Opry Star Porter Wagoner Succumbs to Lung Cancer

Grand Ole Opry legend Porter Wagoner passed away tonight at 8:25pm at Alive Hospice in Nashville, Tenn. Wagoner, 80 years old, had recently been diagnosed with lung cancer. He is survived by three children, Richard, Debra and Denise. “The Grand Ole Opry family is deeply saddened by the news of the passing of our dear friend, Porter Wagoner. His passion for the Opry and all of country music was truly immeasurable. Our thoughts and prayers go out to his family at this difficult time,” says Pete Fisher, vice-president and general manager of The Grand Ole Opry. Porter‘s last appearance on the Opry, which he joined in 1957, was September 29. Born in West Plains, Missouri in 1927, Porter was first a local radio fixture on his way to becoming a pillar of the Grand Ole Opry, a hit recording artist, television icon, Country Music Hall of Fame member, and the very model of the quintessential country music star.

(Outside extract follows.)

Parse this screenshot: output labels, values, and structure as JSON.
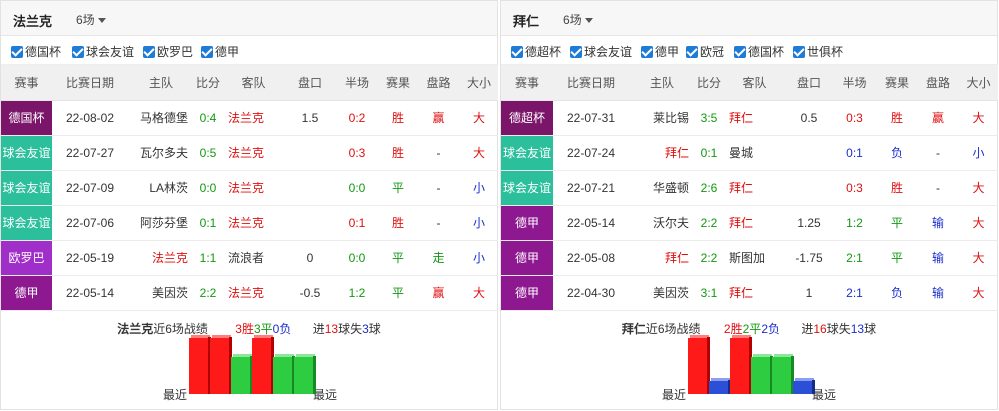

Beginning in the early 50s, Porter had more than 80 charting singles, including more than 25 Top 10 hits. Hits including “Misery Loves Company,” “I’ve Enjoyed As Much of This As I Can Stand,” “The Cold Hard Facts of Life,” “The Carroll County Accident,” and “A Satisfied Mind” were all deeply rooted, hard-country classics. Other music such as “The Green, Green Grass of Home,” and one-of-a-kind concept albums are recognized today as being 20 and 30 years ahead of their time. Porter brought his songs, his resplendent wardrobe of flashy rhinestone suits, and country music as a whole, to a massive and often new audience through the most modern means then available – syndicated television. “The Porter Wagoner Show” ran for an amazing 21 years, beginning in 1961, and reached more than 100 TV markets. Like its namesake, it was one of the most influential forces in country music history. And it was on the show that Porter introduced fans to the talents of Dolly Parton. Their duets yielded hit after hit, winning a Grammy and three CMA Duo of the Year Awards. Porter‘s illness came after a comeback that saw him recording again and gaining new fans even as he reached his 80s. In May 2007 he celebrated his 50th year in the Opry. After years without a recording contract, he also signed with Anti Records records, a Los Angeles label known for alt-rock acts like Tom Waits, Nick Cave and Neko Case. His last CD, Wagonmaster, produced with Marty Stuart, was released in June 2007 and earned some of the best reviews of his career. Over the summer, he also was the opening act for the rock duo White Stripes at a sold-out show at New York’s Madison Square Garden. “I was thinking while on stage last night, ‘This is the biggest, most well-known arena in the country, and here I am performing at it,’” he said at the time. Tears came to his eyes as he recalled the crowd’s reaction. “The young people I met backstage, some of them Continue reading